* _Activity_: Whatever the records contain, reproduce all of them exactly.

+ + + + + + +

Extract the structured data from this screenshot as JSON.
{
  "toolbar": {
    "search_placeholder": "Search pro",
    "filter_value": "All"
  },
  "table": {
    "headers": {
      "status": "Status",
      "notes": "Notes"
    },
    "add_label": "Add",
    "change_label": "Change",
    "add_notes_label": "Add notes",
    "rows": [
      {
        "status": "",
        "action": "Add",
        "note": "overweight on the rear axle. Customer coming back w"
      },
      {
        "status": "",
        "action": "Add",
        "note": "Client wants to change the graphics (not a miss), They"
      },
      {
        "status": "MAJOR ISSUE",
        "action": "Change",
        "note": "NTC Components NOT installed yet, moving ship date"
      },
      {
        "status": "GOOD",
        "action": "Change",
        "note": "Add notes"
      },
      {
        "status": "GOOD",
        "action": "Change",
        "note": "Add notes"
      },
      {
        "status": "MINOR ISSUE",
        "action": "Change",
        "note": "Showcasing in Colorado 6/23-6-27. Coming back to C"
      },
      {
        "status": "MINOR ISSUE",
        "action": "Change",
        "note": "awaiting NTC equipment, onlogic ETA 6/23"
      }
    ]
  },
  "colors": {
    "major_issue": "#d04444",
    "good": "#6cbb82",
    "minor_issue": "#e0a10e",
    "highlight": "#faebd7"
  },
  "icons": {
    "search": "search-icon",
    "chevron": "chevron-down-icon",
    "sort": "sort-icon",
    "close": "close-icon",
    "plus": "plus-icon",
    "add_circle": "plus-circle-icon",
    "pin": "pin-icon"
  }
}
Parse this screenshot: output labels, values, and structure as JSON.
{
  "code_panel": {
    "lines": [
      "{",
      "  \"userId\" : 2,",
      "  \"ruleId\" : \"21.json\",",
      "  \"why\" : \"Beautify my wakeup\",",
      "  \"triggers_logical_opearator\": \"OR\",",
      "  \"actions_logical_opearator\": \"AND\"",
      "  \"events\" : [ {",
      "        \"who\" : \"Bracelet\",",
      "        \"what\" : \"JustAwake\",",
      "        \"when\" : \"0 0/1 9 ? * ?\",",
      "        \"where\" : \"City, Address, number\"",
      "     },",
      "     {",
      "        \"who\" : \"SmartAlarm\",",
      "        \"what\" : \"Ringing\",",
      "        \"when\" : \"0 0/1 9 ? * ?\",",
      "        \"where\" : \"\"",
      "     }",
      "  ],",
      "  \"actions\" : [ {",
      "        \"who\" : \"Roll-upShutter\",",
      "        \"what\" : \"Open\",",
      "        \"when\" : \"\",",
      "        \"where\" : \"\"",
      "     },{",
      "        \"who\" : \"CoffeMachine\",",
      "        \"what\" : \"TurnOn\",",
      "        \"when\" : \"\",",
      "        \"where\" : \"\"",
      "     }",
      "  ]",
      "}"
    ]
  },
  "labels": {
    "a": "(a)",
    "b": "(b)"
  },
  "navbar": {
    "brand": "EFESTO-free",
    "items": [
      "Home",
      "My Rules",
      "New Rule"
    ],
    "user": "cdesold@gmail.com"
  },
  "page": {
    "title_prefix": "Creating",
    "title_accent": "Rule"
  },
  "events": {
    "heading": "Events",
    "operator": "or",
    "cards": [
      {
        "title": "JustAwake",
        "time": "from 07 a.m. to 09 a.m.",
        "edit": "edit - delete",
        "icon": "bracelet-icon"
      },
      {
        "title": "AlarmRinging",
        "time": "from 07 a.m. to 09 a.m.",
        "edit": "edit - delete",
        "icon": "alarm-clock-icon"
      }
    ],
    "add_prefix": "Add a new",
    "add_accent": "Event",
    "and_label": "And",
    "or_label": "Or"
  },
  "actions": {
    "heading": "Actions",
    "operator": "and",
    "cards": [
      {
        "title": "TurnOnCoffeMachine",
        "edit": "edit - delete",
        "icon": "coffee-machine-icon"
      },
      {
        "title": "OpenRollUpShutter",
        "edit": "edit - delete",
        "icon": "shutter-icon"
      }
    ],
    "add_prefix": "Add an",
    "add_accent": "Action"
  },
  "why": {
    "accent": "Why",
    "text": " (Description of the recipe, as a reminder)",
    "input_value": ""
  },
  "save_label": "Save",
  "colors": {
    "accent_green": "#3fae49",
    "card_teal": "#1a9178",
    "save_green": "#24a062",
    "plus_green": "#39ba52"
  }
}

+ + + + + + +

* _Response to the exercise_:
Extract the structured data from this screenshot as JSON.
{
  "toolbar": {
    "search_placeholder": "Search pro",
    "filter_value": "All"
  },
  "table": {
    "headers": {
      "status": "Status",
      "notes": "Notes"
    },
    "add_label": "Add",
    "change_label": "Change",
    "add_notes_label": "Add notes",
    "rows": [
      {
        "status": "",
        "action": "Add",
        "note": "overweight on the rear axle. Customer coming back w"
      },
      {
        "status": "",
        "action": "Add",
        "note": "Client wants to change the graphics (not a miss), They"
      },
      {
        "status": "MAJOR ISSUE",
        "action": "Change",
        "note": "NTC Components NOT installed yet, moving ship date"
      },
      {
        "status": "GOOD",
        "action": "Change",
        "note": "Add notes"
      },
      {
        "status": "GOOD",
        "action": "Change",
        "note": "Add notes"
      },
      {
        "status": "MINOR ISSUE",
        "action": "Change",
        "note": "Showcasing in Colorado 6/23-6-27. Coming back to C"
      },
      {
        "status": "MINOR ISSUE",
        "action": "Change",
        "note": "awaiting NTC equipment, onlogic ETA 6/23"
      }
    ]
  },
  "colors": {
    "major_issue": "#d04444",
    "good": "#6cbb82",
    "minor_issue": "#e0a10e",
    "highlight": "#faebd7"
  },
  "icons": {
    "search": "search-icon",
    "chevron": "chevron-down-icon",
    "sort": "sort-icon",
    "close": "close-icon",
    "plus": "plus-icon",
    "add_circle": "plus-circle-icon",
    "pin": "pin-icon"
  }
}
Parse this screenshot: output labels, values, and structure as JSON.
{
  "code_panel": {
    "lines": [
      "{",
      "  \"userId\" : 2,",
      "  \"ruleId\" : \"21.json\",",
      "  \"why\" : \"Beautify my wakeup\",",
      "  \"triggers_logical_opearator\": \"OR\",",
      "  \"actions_logical_opearator\": \"AND\"",
      "  \"events\" : [ {",
      "        \"who\" : \"Bracelet\",",
      "        \"what\" : \"JustAwake\",",
      "        \"when\" : \"0 0/1 9 ? * ?\",",
      "        \"where\" : \"City, Address, number\"",
      "     },",
      "     {",
      "        \"who\" : \"SmartAlarm\",",
      "        \"what\" : \"Ringing\",",
      "        \"when\" : \"0 0/1 9 ? * ?\",",
      "        \"where\" : \"\"",
      "     }",
      "  ],",
      "  \"actions\" : [ {",
      "        \"who\" : \"Roll-upShutter\",",
      "        \"what\" : \"Open\",",
      "        \"when\" : \"\",",
      "        \"where\" : \"\"",
      "     },{",
      "        \"who\" : \"CoffeMachine\",",
      "        \"what\" : \"TurnOn\",",
      "        \"when\" : \"\",",
      "        \"where\" : \"\"",
      "     }",
      "  ]",
      "}"
    ]
  },
  "labels": {
    "a": "(a)",
    "b": "(b)"
  },
  "navbar": {
    "brand": "EFESTO-free",
    "items": [
      "Home",
      "My Rules",
      "New Rule"
    ],
    "user": "cdesold@gmail.com"
  },
  "page": {
    "title_prefix": "Creating",
    "title_accent": "Rule"
  },
  "events": {
    "heading": "Events",
    "operator": "or",
    "cards": [
      {
        "title": "JustAwake",
        "time": "from 07 a.m. to 09 a.m.",
        "edit": "edit - delete",
        "icon": "bracelet-icon"
      },
      {
        "title": "AlarmRinging",
        "time": "from 07 a.m. to 09 a.m.",
        "edit": "edit - delete",
        "icon": "alarm-clock-icon"
      }
    ],
    "add_prefix": "Add a new",
    "add_accent": "Event",
    "and_label": "And",
    "or_label": "Or"
  },
  "actions": {
    "heading": "Actions",
    "operator": "and",
    "cards": [
      {
        "title": "TurnOnCoffeMachine",
        "edit": "edit - delete",
        "icon": "coffee-machine-icon"
      },
      {
        "title": "OpenRollUpShutter",
        "edit": "edit - delete",
        "icon": "shutter-icon"
      }
    ],
    "add_prefix": "Add an",
    "add_accent": "Action"
  },
  "why": {
    "accent": "Why",
    "text": " (Description of the recipe, as a reminder)",
    "input_value": ""
  },
  "save_label": "Save",
  "colors": {
    "accent_green": "#3fae49",
    "card_teal": "#1a9178",
    "save_green": "#24a062",
    "plus_green": "#39ba52"
  }
}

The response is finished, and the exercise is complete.